My interest in these emerging formations stems from two connected fields of research. One is a project I coordinated with regional scholars and completed in December 2001. Entitled "Mapping A Contact-Zone," this research received funding from the Council for the Development of Research in Social Sciences in Africa (CODESRIA)–MacArthur Foundation Program on "Real Economies in Africa."1 The report explored the diasporic economies that have emerged in the "contact zone" constituted by the islands of the southwest Indian Ocean. The other field is the Indian Ocean as a cultural site, construed so that its historical world of African-Asian exchanges may expand our imagination and open up possibilities for change—rather than being locked in the territorialization imposed by imperialism and postcolonial nationalism.

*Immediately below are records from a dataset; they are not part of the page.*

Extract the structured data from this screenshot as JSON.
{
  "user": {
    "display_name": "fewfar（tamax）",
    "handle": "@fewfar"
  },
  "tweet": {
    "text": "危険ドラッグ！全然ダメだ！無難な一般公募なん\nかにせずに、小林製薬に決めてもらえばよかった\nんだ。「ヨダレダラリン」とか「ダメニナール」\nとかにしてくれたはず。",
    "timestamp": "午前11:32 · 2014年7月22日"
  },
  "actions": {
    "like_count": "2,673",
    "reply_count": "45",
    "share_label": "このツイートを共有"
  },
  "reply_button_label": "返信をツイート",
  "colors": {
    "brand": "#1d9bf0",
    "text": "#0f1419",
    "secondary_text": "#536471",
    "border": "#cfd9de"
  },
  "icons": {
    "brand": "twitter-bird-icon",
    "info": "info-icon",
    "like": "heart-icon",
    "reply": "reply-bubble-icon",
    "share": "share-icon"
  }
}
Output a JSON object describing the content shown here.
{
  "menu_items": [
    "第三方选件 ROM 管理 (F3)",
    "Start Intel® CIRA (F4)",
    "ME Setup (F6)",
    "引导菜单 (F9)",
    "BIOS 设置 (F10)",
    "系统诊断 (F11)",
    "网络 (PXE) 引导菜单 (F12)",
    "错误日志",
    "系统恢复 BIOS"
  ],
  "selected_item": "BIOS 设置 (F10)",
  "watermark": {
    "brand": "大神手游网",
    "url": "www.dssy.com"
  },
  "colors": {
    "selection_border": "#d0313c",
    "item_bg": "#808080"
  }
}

For this essay, I will look more specifically at the corridor of exchanges that goes between southern Africa and South and East Asia via the southwestern islands. I wish here to propose an alternative spatialization of our political imagination in a period of intensive and rapid economic restructuration and cultural/political globalization. Every spatialization involves new closures. We draw new borders by proposing new spaces; we make a choice, but that choice forms an inevitable part of the process of elaborating alternative spaces that we can oppose to those imposed by states. More specifically, when China aspires to become the leader of the developing world and seeks to establish greater economic relations with the African continent, it seems important to study what social and cultural spaces will emerge from such policies, [End Page 242] what forms of exploitation, cooperation, and hybridity will emerge, and what corridors of power and resistance can be foreseen in this south-south connection. I wish to point to the existence of an alternative spatialization rather than to review the different studies of local spatializations in the Indian Ocean, local and regional narratives of encounters and exchanges.
The Bandung Project
In a brief in October 2000, Associated Press informed us that China had decided to write off a debt of £820 million owed to it by the poorest African states. Foreign trade minister Shi Guangsheng, who announced the decision at the Sino-African Forum in...